Task statement:
Pick out all lines in the listing holding the string "shortcut" and copy them.

Data provided:
■ ■ ■ ■ ■ ■ ■

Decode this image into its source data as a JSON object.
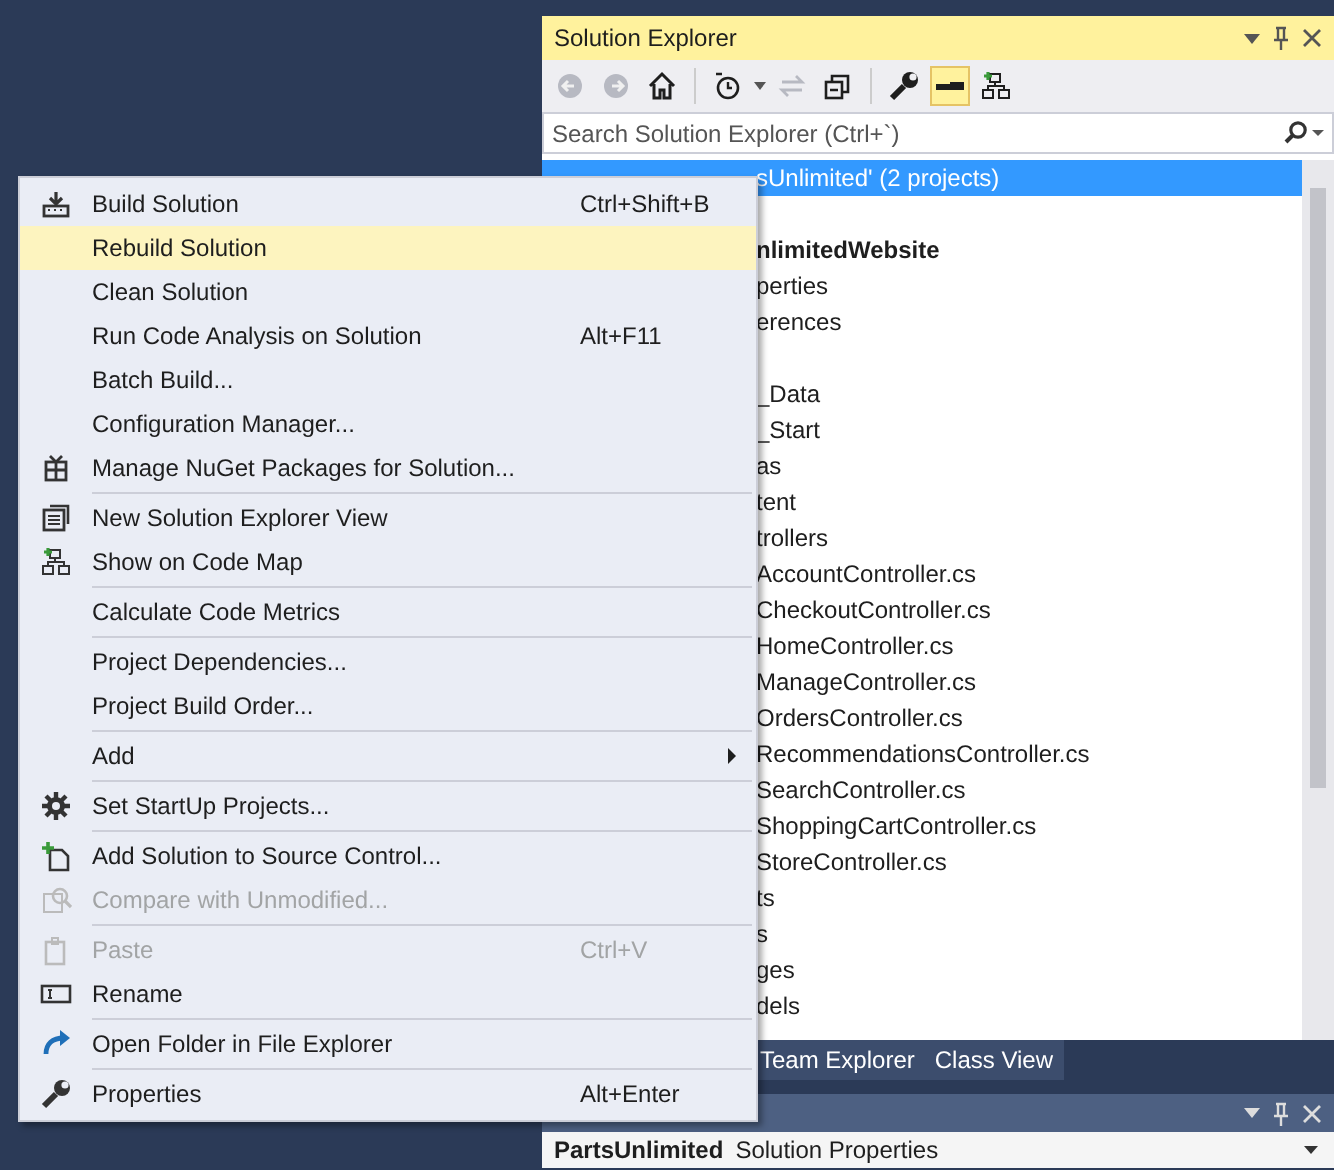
{
  "solution_explorer": {
    "title": "Solution Explorer",
    "toolbar": [
      {
        "disabled": true,
        "selected": false
      },
      {
        "disabled": true,
        "selected": false
      },
      {
        "disabled": false,
        "selected": false
      },
      {
        "disabled": false,
        "selected": false
      },
      {
        "disabled": true,
        "selected": false
      },
      {
        "disabled": false,
        "selected": false
      },
      {
        "disabled": false,
        "selected": false
      },
      {
        "disabled": false,
        "selected": true
      },
      {
        "disabled": false,
        "selected": false
      }
    ],
    "search": {
      "placeholder": "Search Solution Explorer (Ctrl+`)"
    },
    "tree": [
      {
        "label": "sUnlimited' (2 projects)",
        "selected": true,
        "bold": false
      },
      {
        "selected": false
      },
      {
        "label": "nlimitedWebsite",
        "selected": false,
        "bold": true
      },
      {
        "label": "perties",
        "selected": false,
        "bold": false
      },
      {
        "label": "erences",
        "selected": false,
        "bold": false
      },
      {
        "selected": false
      },
      {
        "label": "_Data",
        "selected": false,
        "bold": false
      },
      {
        "label": "_Start",
        "selected": false,
        "bold": false
      },
      {
        "label": "as",
        "selected": false,
        "bold": false
      },
      {
        "label": "tent",
        "selected": false,
        "bold": false
      },
      {
        "label": "trollers",
        "selected": false,
        "bold": false
      },
      {
        "label": "AccountController.cs",
        "selected": false,
        "bold": false
      },
      {
        "label": "CheckoutController.cs",
        "selected": false,
        "bold": false
      },
      {
        "label": "HomeController.cs",
        "selected": false,
        "bold": false
      },
      {
        "label": "ManageController.cs",
        "selected": false,
        "bold": false
      },
      {
        "label": "OrdersController.cs",
        "selected": false,
        "bold": false
      },
      {
        "label": "RecommendationsController.cs",
        "selected": false,
        "bold": false
      },
      {
        "label": "SearchController.cs",
        "selected": false,
        "bold": false
      },
      {
        "label": "ShoppingCartController.cs",
        "selected": false,
        "bold": false
      },
      {
        "label": "StoreController.cs",
        "selected": false,
        "bold": false
      },
      {
        "label": "ts",
        "selected": false,
        "bold": false
      },
      {
        "label": "s",
        "selected": false,
        "bold": false
      },
      {
        "label": "ges",
        "selected": false,
        "bold": false
      },
      {
        "label": "dels",
        "selected": false,
        "bold": false
      }
    ],
    "tabs": [
      {
        "label": "Team Explorer",
        "selected": false
      },
      {
        "label": "Class View",
        "selected": false
      }
    ]
  },
  "properties": {
    "object": "PartsUnlimited",
    "type": "Solution Properties"
  },
  "context_menu": [
    {
      "kind": "item",
      "label": "Build Solution",
      "shortcut": "Ctrl+Shift+B",
      "selected": false,
      "disabled": false,
      "submenu": false
    },
    {
      "kind": "item",
      "label": "Rebuild Solution",
      "selected": true,
      "disabled": false,
      "submenu": false
    },
    {
      "kind": "item",
      "label": "Clean Solution",
      "selected": false,
      "disabled": false,
      "submenu": false
    },
    {
      "kind": "item",
      "label": "Run Code Analysis on Solution",
      "shortcut": "Alt+F11",
      "selected": false,
      "disabled": false,
      "submenu": false
    },
    {
      "kind": "item",
      "label": "Batch Build...",
      "selected": false,
      "disabled": false,
      "submenu": false
    },
    {
      "kind": "item",
      "label": "Configuration Manager...",
      "selected": false,
      "disabled": false,
      "submenu": false
    },
    {
      "kind": "item",
      "label": "Manage NuGet Packages for Solution...",
      "selected": false,
      "disabled": false,
      "submenu": false
    },
    {
      "kind": "separator"
    },
    {
      "kind": "item",
      "label": "New Solution Explorer View",
      "selected": false,
      "disabled": false,
      "submenu": false
    },
    {
      "kind": "item",
      "label": "Show on Code Map",
      "selected": false,
      "disabled": false,
      "submenu": false
    },
    {
      "kind": "separator"
    },
    {
      "kind": "item",
      "label": "Calculate Code Metrics",
      "selected": false,
      "disabled": false,
      "submenu": false
    },
    {
      "kind": "separator"
    },
    {
      "kind": "item",
      "label": "Project Dependencies...",
      "selected": false,
      "disabled": false,
      "submenu": false
    },
    {
      "kind": "item",
      "label": "Project Build Order...",
      "selected": false,
      "disabled": false,
      "submenu": false
    },
    {
      "kind": "separator"
    },
    {
      "kind": "item",
      "label": "Add",
      "selected": false,
      "disabled": false,
      "submenu": true
    },
    {
      "kind": "separator"
    },
    {
      "kind": "item",
      "label": "Set StartUp Projects...",
      "selected": false,
      "disabled": false,
      "submenu": false
    },
    {
      "kind": "separator"
    },
    {
      "kind": "item",
      "label": "Add Solution to Source Control...",
      "selected": false,
      "disabled": false,
      "submenu": false
    },
    {
      "kind": "item",
      "label": "Compare with Unmodified...",
      "selected": false,
      "disabled": true,
      "submenu": false
    },
    {
      "kind": "separator"
    },
    {
      "kind": "item",
      "label": "Paste",
      "shortcut": "Ctrl+V",
      "selected": false,
      "disabled": true,
      "submenu": false
    },
    {
      "kind": "item",
      "label": "Rename",
      "selected": false,
      "disabled": false,
      "submenu": false
    },
    {
      "kind": "separator"
    },
    {
      "kind": "item",
      "label": "Open Folder in File Explorer",
      "selected": false,
      "disabled": false,
      "submenu": false
    },
    {
      "kind": "separator"
    },
    {
      "kind": "item",
      "label": "Properties",
      "shortcut": "Alt+Enter",
      "selected": false,
      "disabled": false,
      "submenu": false
    }
  ]
}
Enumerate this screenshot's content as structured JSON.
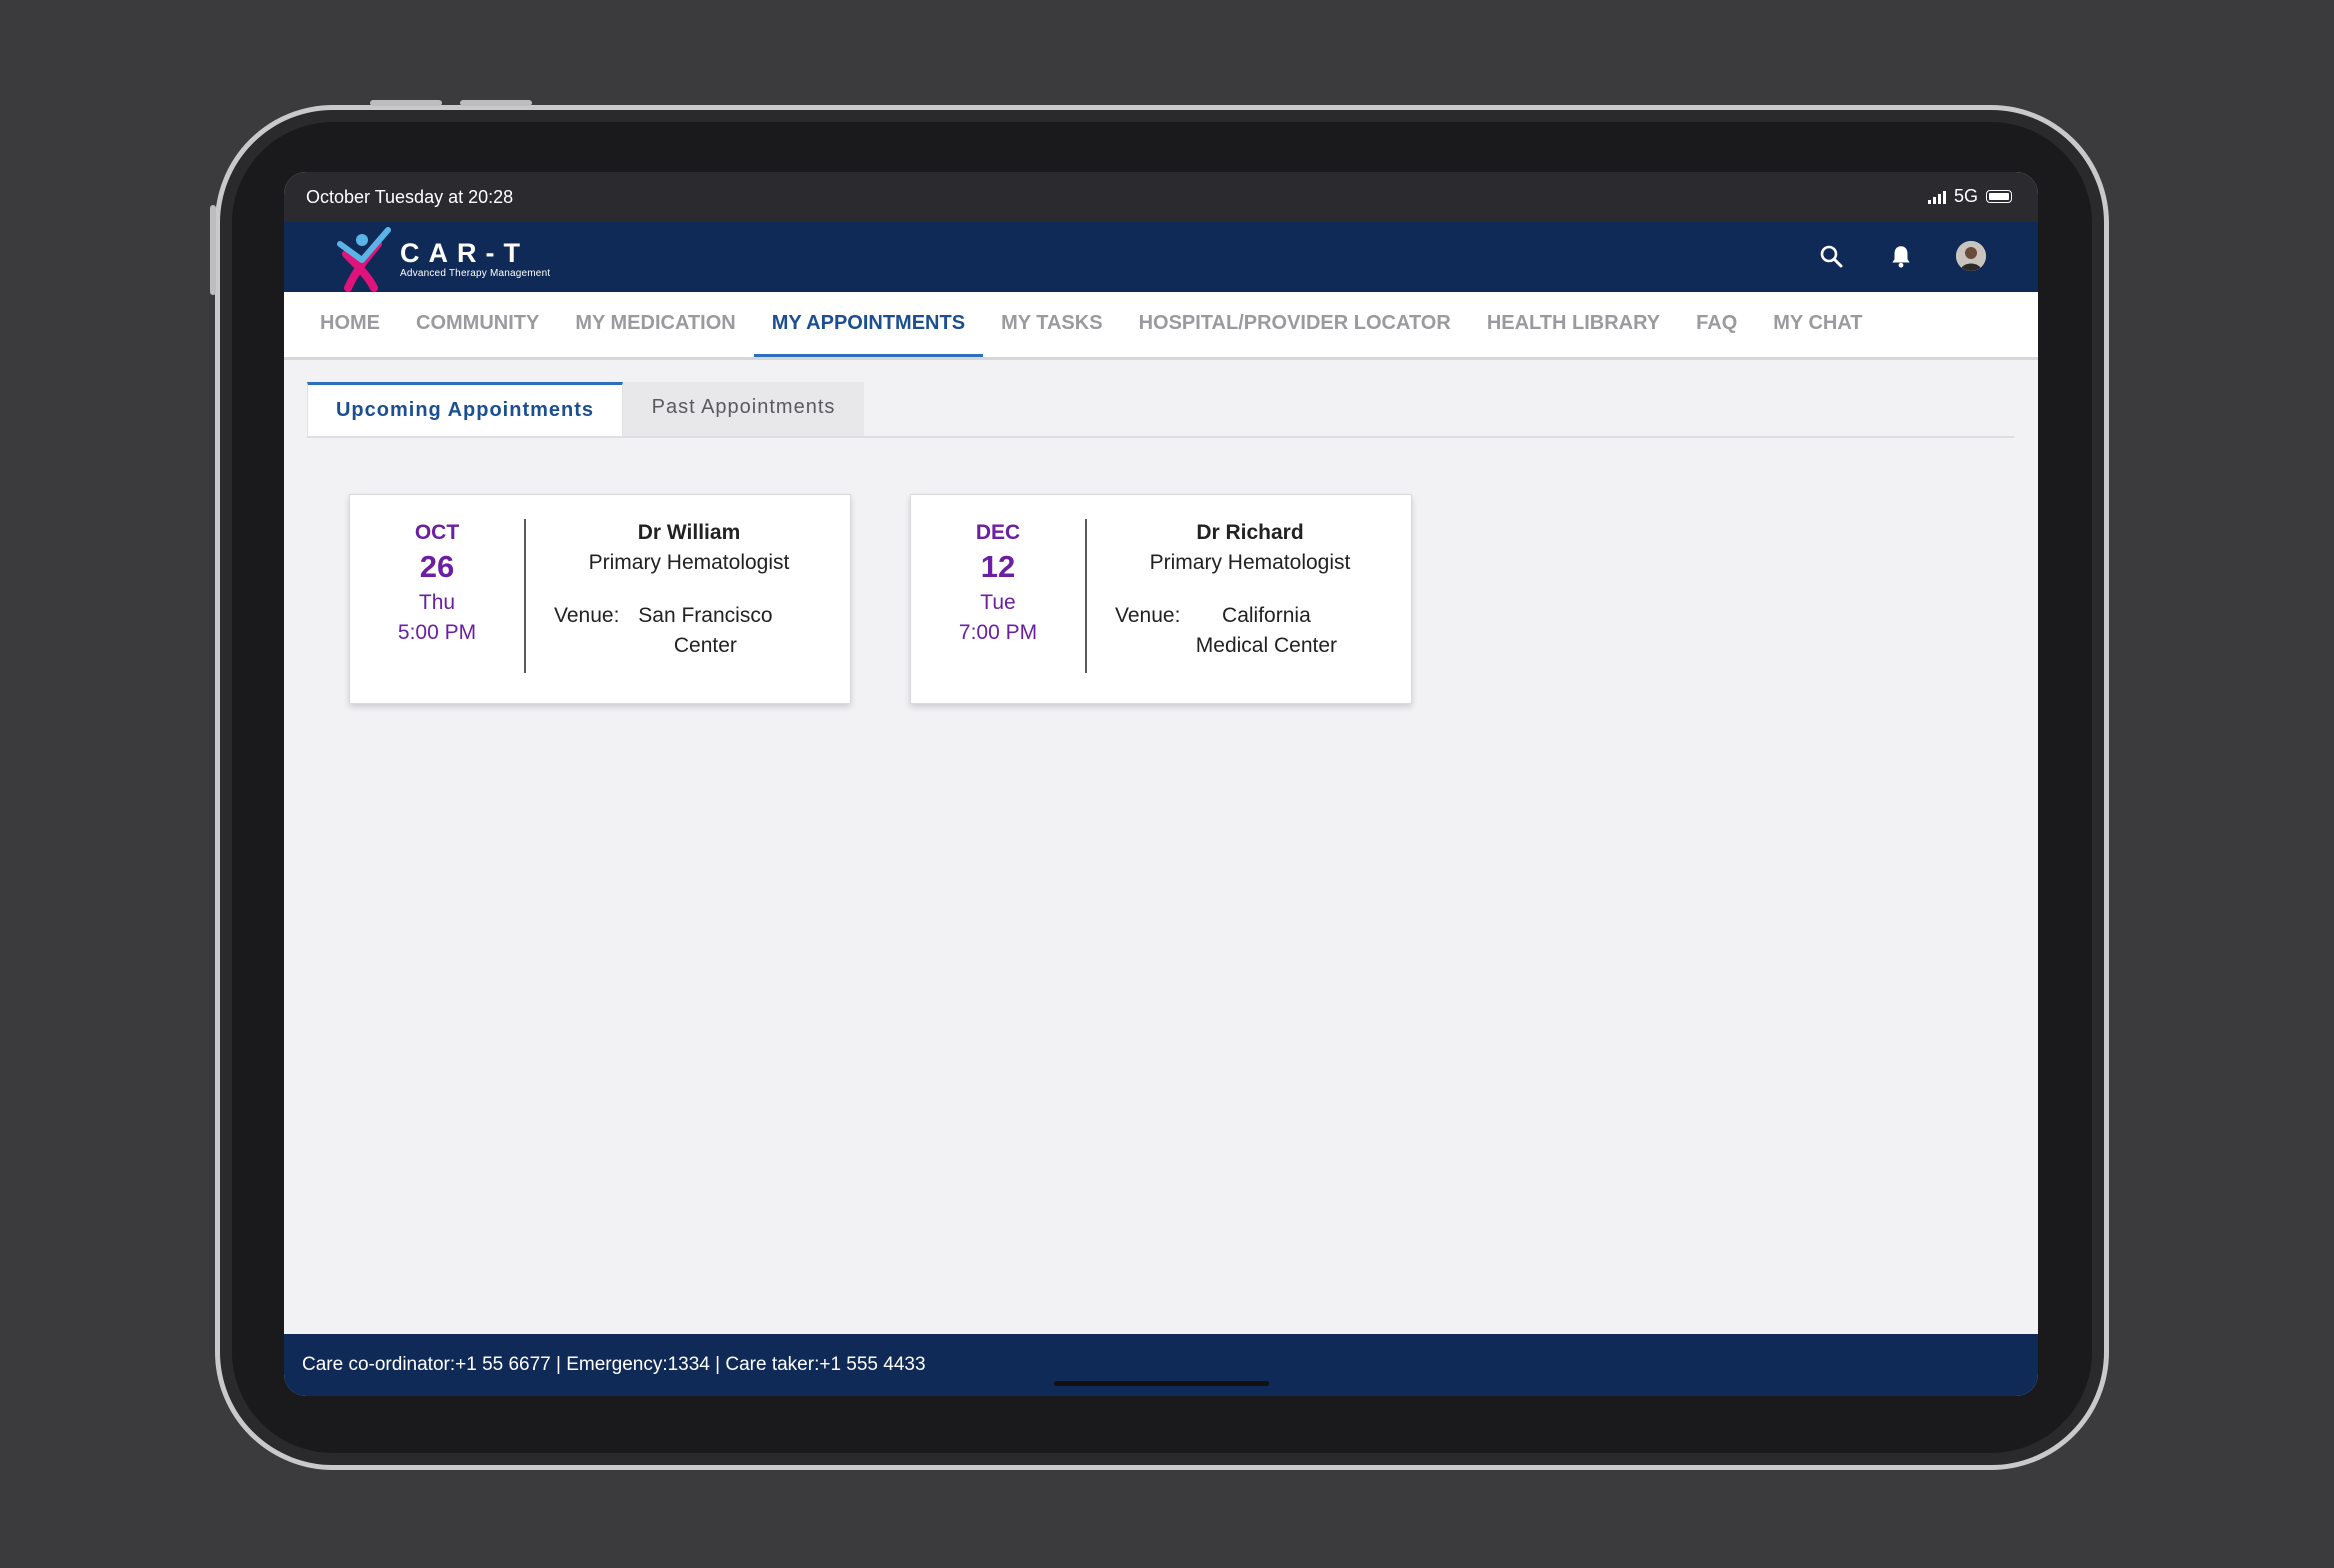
{
  "status_bar": {
    "time": "October Tuesday at 20:28",
    "network": "5G"
  },
  "app": {
    "logo_title": "CAR-T",
    "logo_subtitle": "Advanced Therapy Management",
    "brand_color": "#0f2a57",
    "accent_color": "#2d6fbf",
    "date_color": "#6b1fa3",
    "header_icons": [
      "search-icon",
      "bell-icon",
      "avatar"
    ]
  },
  "nav": {
    "items": [
      {
        "label": "HOME"
      },
      {
        "label": "COMMUNITY"
      },
      {
        "label": "MY MEDICATION"
      },
      {
        "label": "MY APPOINTMENTS",
        "active": true
      },
      {
        "label": "MY TASKS"
      },
      {
        "label": "HOSPITAL/PROVIDER LOCATOR"
      },
      {
        "label": "HEALTH LIBRARY"
      },
      {
        "label": "FAQ"
      },
      {
        "label": "MY CHAT"
      }
    ]
  },
  "tabs": {
    "upcoming": "Upcoming Appointments",
    "past": "Past Appointments",
    "active": "upcoming"
  },
  "appointments": [
    {
      "month": "OCT",
      "day": "26",
      "weekday": "Thu",
      "time": "5:00 PM",
      "doctor": "Dr William",
      "role": "Primary Hematologist",
      "venue_label": "Venue:",
      "venue": "San Francisco Center"
    },
    {
      "month": "DEC",
      "day": "12",
      "weekday": "Tue",
      "time": "7:00 PM",
      "doctor": "Dr Richard",
      "role": "Primary Hematologist",
      "venue_label": "Venue:",
      "venue": "California Medical Center"
    }
  ],
  "footer": {
    "text": "Care co-ordinator:+1 55 6677 | Emergency:1334 | Care taker:+1 555 4433"
  }
}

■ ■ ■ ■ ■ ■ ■

Response for this exercise:
      "shortcut": "Ctrl+Shift+B",
      "shortcut": "Alt+F11",
      "shortcut": "Ctrl+V",
      "shortcut": "Alt+Enter",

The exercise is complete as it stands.